Martinez Hernandez PL; Valencia Ortega ME; Pena Sanchez de Rivera JM;
March 30, 1998
Rev Clin Esp. 1997 Oct;197(10):684-9. Unique Identifier : AIDSLINE

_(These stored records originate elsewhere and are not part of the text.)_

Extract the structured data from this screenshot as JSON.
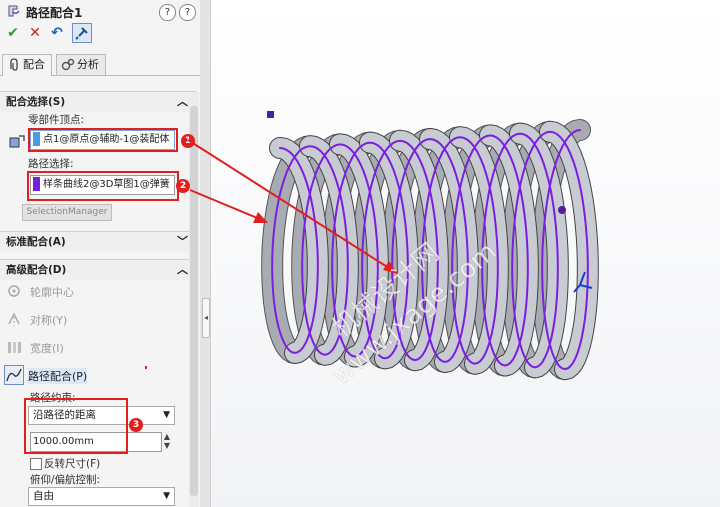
{
  "feature": {
    "title": "路径配合1",
    "help_label": "?",
    "info_label": "?"
  },
  "toolbar": {
    "ok_label": "✔",
    "cancel_label": "✕",
    "undo_label": "↶",
    "pin_label": "📌"
  },
  "tabs": [
    {
      "label": "配合"
    },
    {
      "label": "分析"
    }
  ],
  "mate_selection": {
    "header": "配合选择(S)",
    "vertex_label": "零部件顶点:",
    "vertex_value": "点1@原点@辅助-1@装配体",
    "path_label": "路径选择:",
    "path_value": "样条曲线2@3D草图1@弹簧",
    "selection_manager": "SelectionManager"
  },
  "standard_mates": {
    "header": "标准配合(A)"
  },
  "advanced_mates": {
    "header": "高级配合(D)",
    "items": [
      {
        "label": "轮廓中心",
        "enabled": false
      },
      {
        "label": "对称(Y)",
        "enabled": false
      },
      {
        "label": "宽度(I)",
        "enabled": false
      },
      {
        "label": "路径配合(P)",
        "enabled": true
      }
    ],
    "path_constraint_label": "路径约束:",
    "path_constraint_value": "沿路径的距离",
    "distance_value": "1000.00mm",
    "flip_label": "反转尺寸(F)",
    "pitch_yaw_label": "俯仰/偏航控制:",
    "pitch_yaw_value": "自由"
  },
  "callouts": [
    "1",
    "2",
    "3"
  ],
  "watermark": {
    "line1": "机械设计网",
    "line2": "www.jxage.com"
  },
  "colors": {
    "accent": "#7a1fe0",
    "callout": "#e02020",
    "coil_body": "#c9cbd3"
  }
}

A cross-sectional study was conducted at diagnosis of HIV infection in 42 patients aged > or = 60 years attended in two hospitals in the Madrid Community. Clinical and epidemiologic characteristics were retrospectively analyzed. Mean age was 64 years, 38 patients (90.4%) were males, and 24 (57.1%) met the AIDS criteria at diagnosis. Risk behaviour: 14 (33.3%) heterosexuals, 13 (30.9%) homosexuals, 3 (7.1%) bisexuals, 3 7.1%) had received blood derivatives, 2 (4.7%) transfused patients, 1 (2.3%) parenteral drug abuser, 1 (2.3%) others and 5 11.9%), unknown. In 18 (42.8%) patients there was a delay of diagnosis of 7.5 +/- 1.2 months (range: 1.5-24 months). These patients had lymphocyte counts lower than those diagnosed without delay (102 +/- 20 vs 262 +/- 67.10(9)/l, p < 0.01). Patients without AIDS criteria had a likelihood of 15.4% of progression towards AIDS at one year. The survival rate of patients with AIDS at one year was 50.1%. Patients with AIDS and diagnostic delay had a survival rate at one year lower than that in patients without diagnostic delay (30.7% vs 77.8%, p = 0.03). In summary, a predominant sexual transmission was found in our series. Delay of diagnosis entails a greater clinical and immunologic deterioration and a lower survival at one year. Early diagnosis and therapy with anti-retroviral agents might induce a longer survival in these patients.